They visited projects in Bama town and Ngwom community in Borno, the state most affected by the 10-year conflict, where humanitarian and development workers are providing life-saving assistance and implementing development programmes.
The two officials heard first-hand testimonies from people affected by the Lake Chad Basin crisis who are trying to rebuild their lives.
Steiner said: “We have a unique opportunity to make a real difference to communities across the northeast of Nigeria.
“Helping people affected by the crisis requires us to work together – humanitarian and development organisations alike – to tackle immediate humanitarian needs and the root causes of the crisis.”
The Nigerian Government has launched recovery initiatives and efforts in northeast aimed at rapid stabilisation.
Early recovery and livelihood activities implemented by UN agencies and international and local NGOs seek to address the underlying causes of the conflict, lay the foundations for sustainable development and prevent aid dependency.
The humanitarian crisis in northeast has spilled over into the Lake Chad region, including Cameroon, Chad and Niger.
It remains one of the most severe in the world today with 7.7 million people in need of humanitarian assistance in the worst-affected states of Borno, Adamawa and Yobe alone.
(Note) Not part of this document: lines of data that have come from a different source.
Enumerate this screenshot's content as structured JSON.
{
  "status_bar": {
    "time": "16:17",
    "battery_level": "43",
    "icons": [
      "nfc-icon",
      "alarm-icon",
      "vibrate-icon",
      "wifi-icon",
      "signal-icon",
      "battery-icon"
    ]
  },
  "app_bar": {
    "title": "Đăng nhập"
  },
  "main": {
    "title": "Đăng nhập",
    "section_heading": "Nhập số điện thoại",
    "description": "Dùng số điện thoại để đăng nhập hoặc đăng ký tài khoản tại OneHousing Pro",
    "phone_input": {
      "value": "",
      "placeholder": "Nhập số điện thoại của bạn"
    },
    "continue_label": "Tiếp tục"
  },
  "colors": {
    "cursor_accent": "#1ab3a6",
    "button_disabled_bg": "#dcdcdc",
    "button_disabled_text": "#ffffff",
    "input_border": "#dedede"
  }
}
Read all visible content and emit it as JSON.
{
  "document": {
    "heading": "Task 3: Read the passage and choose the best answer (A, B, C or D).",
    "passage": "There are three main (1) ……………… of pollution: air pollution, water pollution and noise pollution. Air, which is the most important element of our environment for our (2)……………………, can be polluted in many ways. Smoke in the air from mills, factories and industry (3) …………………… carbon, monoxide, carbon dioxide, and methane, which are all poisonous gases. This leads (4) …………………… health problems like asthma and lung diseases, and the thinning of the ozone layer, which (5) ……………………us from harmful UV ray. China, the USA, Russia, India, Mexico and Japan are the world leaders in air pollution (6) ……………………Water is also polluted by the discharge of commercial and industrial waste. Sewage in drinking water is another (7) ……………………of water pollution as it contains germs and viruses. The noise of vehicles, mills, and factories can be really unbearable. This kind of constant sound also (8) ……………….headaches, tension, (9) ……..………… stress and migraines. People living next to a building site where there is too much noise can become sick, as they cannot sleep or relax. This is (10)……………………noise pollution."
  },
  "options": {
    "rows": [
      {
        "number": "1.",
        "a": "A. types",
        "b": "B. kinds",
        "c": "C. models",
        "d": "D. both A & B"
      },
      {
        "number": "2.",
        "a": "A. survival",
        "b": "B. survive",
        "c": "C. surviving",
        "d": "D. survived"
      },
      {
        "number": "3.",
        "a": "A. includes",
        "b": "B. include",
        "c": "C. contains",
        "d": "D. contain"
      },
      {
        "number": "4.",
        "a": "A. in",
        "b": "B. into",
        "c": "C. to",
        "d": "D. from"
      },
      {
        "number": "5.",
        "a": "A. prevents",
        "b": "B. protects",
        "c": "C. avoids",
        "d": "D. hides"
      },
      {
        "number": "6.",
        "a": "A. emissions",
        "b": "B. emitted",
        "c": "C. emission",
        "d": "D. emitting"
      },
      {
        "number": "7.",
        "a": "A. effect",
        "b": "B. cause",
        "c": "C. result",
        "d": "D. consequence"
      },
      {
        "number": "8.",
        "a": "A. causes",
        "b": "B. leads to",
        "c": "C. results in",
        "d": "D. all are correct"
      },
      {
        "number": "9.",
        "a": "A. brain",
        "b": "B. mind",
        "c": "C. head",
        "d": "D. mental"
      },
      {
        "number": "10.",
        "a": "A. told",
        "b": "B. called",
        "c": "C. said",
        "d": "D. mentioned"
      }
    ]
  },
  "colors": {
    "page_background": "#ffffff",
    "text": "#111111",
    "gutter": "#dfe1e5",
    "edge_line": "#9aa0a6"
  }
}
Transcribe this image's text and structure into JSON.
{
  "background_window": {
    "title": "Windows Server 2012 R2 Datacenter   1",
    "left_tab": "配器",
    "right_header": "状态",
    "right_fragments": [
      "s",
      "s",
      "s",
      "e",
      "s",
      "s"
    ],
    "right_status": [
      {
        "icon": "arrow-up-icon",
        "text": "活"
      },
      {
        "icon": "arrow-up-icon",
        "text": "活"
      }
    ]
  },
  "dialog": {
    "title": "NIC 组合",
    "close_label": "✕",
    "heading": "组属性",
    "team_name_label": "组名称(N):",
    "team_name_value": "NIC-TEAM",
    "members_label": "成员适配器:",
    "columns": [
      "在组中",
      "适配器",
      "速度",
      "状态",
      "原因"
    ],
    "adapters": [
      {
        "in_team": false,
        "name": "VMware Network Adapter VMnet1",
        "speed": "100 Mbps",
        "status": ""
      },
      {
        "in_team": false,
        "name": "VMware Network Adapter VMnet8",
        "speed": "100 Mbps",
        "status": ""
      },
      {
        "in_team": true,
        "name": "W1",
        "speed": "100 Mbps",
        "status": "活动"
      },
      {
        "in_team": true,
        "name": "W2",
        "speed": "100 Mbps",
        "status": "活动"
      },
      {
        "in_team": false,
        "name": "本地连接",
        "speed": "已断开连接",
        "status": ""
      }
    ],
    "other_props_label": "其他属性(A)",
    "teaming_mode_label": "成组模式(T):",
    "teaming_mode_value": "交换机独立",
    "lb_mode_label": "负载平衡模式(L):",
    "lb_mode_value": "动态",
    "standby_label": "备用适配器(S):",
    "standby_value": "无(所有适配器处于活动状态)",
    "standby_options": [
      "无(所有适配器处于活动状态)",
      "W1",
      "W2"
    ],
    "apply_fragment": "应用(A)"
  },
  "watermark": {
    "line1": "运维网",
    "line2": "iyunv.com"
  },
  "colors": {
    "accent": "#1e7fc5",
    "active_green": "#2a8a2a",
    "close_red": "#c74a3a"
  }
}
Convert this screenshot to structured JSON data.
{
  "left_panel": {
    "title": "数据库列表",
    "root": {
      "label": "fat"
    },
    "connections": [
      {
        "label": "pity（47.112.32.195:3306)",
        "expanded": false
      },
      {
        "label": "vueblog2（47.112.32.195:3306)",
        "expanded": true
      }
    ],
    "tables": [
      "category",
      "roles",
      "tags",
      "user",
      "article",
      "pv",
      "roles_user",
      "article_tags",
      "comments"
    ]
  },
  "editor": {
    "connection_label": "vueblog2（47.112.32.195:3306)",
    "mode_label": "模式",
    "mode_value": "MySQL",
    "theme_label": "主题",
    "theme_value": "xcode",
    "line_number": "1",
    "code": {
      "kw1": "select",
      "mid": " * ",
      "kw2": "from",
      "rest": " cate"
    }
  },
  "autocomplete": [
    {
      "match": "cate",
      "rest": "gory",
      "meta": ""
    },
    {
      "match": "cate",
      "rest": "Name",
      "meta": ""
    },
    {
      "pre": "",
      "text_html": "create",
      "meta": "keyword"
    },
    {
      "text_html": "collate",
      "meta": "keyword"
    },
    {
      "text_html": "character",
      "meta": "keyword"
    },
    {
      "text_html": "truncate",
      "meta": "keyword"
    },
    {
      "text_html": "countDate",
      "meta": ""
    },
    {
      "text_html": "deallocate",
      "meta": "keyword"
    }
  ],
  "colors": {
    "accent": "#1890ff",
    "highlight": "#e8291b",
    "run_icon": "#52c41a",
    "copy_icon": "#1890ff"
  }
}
According to OCHA, food security and the nutrition situation remains extremely fragile across the northeast, particularly given the high levels of aid dependency, compounded by the lack of access to land or other livelihood opportunities.
No fewer than three million people are estimated to suffer from critical food insecurity, and almost a million children aged from six months to five years are acutely malnourished, with 440,000 facing Severe Acute Malnutrition.
The visit follows an international donor conference held in Berlin in early September during which some $2.5 billion was pledged for humanitarian, stabilisation and recovery projects in the Lake Chad region.